Latest NBS Manufacturing PMI figures suggest that difficulties facing China’s manufacturing sector continue despite policy support, according to CCB International Research.
July NBS Manufacturing PMI came in at 49.9, slightly below market consensus and the June reading of 50.0. July production was the main factor behind the moderation, dropping to a five-month low of 52.1, in line with the soft reading in the New Order Index for the last few months.
The New Orders Index fell for the fourth consecutive month in a row, suggesting soft demand amid external uncertainties and continued domestic overcapacity corrections. In this connection, the New Export Order Index dipped to a five- month low, reflecting a dimmer global demand outlook post the Brexit vote.

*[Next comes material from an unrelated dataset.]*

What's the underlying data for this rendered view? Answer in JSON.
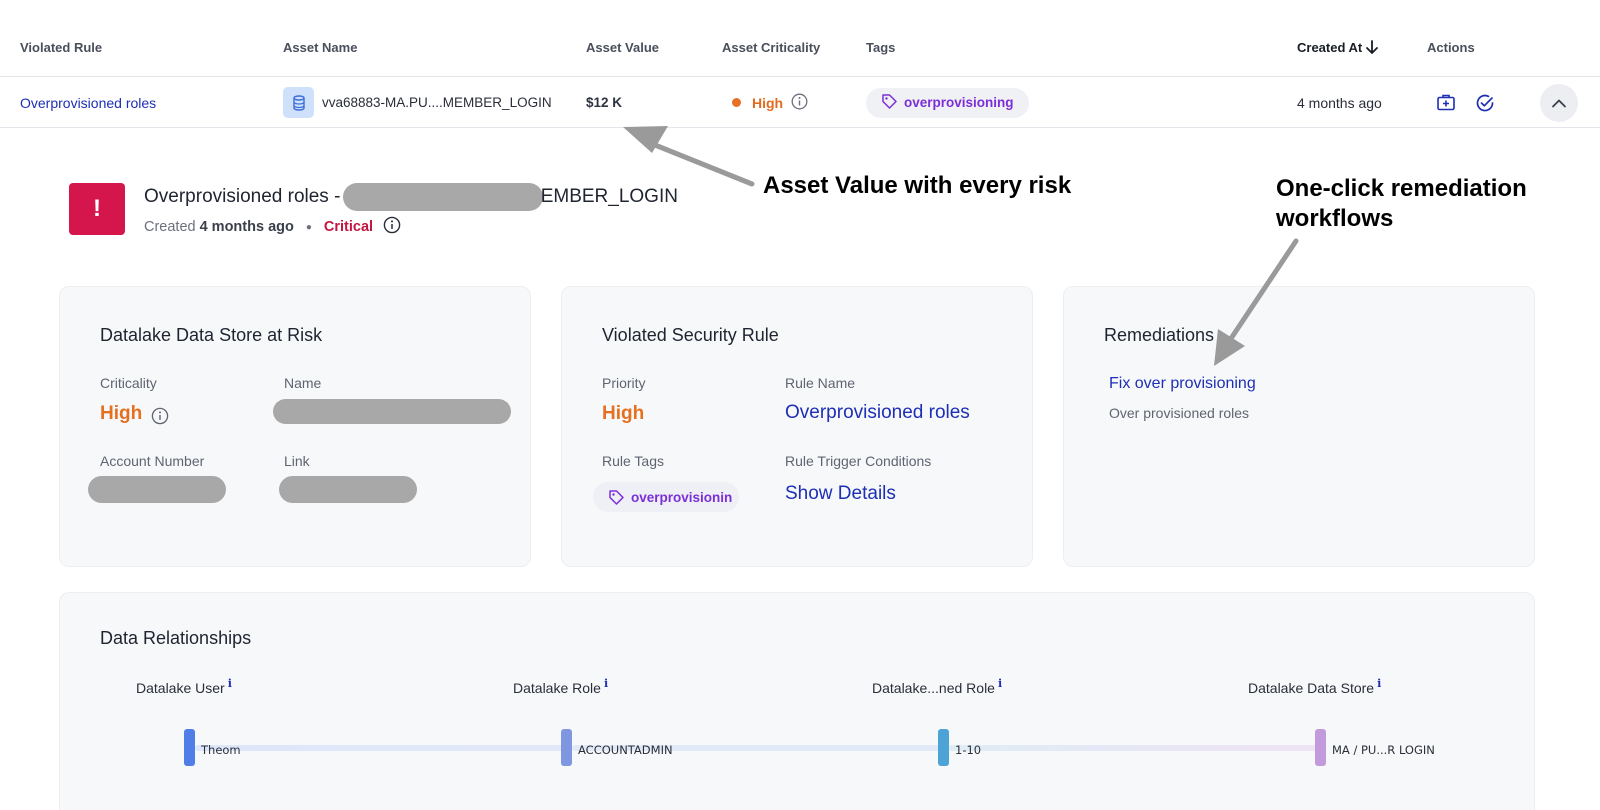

Divergence still continues
Meanwhile divergence among economic sectors is still visible: public investment-related sectors, high tech sectors, and services remain supported, and overcapacity sectors continue to trend down, according to CCB.
Both the Import Index and Raw Materials Inventory picked up from the previous month’s low, and the Purchasing Price Index also rose 3.3ppt to 54.6, suggesting solid demand for commodities. PMI for hi-tech manufacturing rose to 53.2 in Jul, marking a new high this year.
Non-manufacturing PMI also rose (from 53.7 in June to 53.9 in July), benefiting from upbeat financial and travel business. Meanwhile, PMI for energy-intensive manufacturing, such as non-metallic mineral products and ferrous metal processing, was 47.7 in Jul, down 0.5 from June.
The CCB report noted that the strength of the “new economy” is also corroborated by the Caixin manufacturing PMI, which posted a significant rebound to 50.6 in July, marking the first above-50 reading since Feb 2015.
Citing Caixin’s release, the CCB said the improvement was led by a recovery in new business, thanks to the introduction of new products and a change of marketing strategy. In contrast to resilient domestic demand, export-related sales remained soft.
The softer-than-expected data is in line with our broad assessment that ongoing adjustment of the economy will pose continued headwinds to the manufacturing sector in the near term. External uncertainties would add to this pressure.
Meanwhile the rise in commodity prices and concern over a property price bubble is likely to keep the PBoC on the sidelines and hold back further monetary stimulus. Fiscal expansion, particularly through public investment, remains the keystone of policy support in the near term.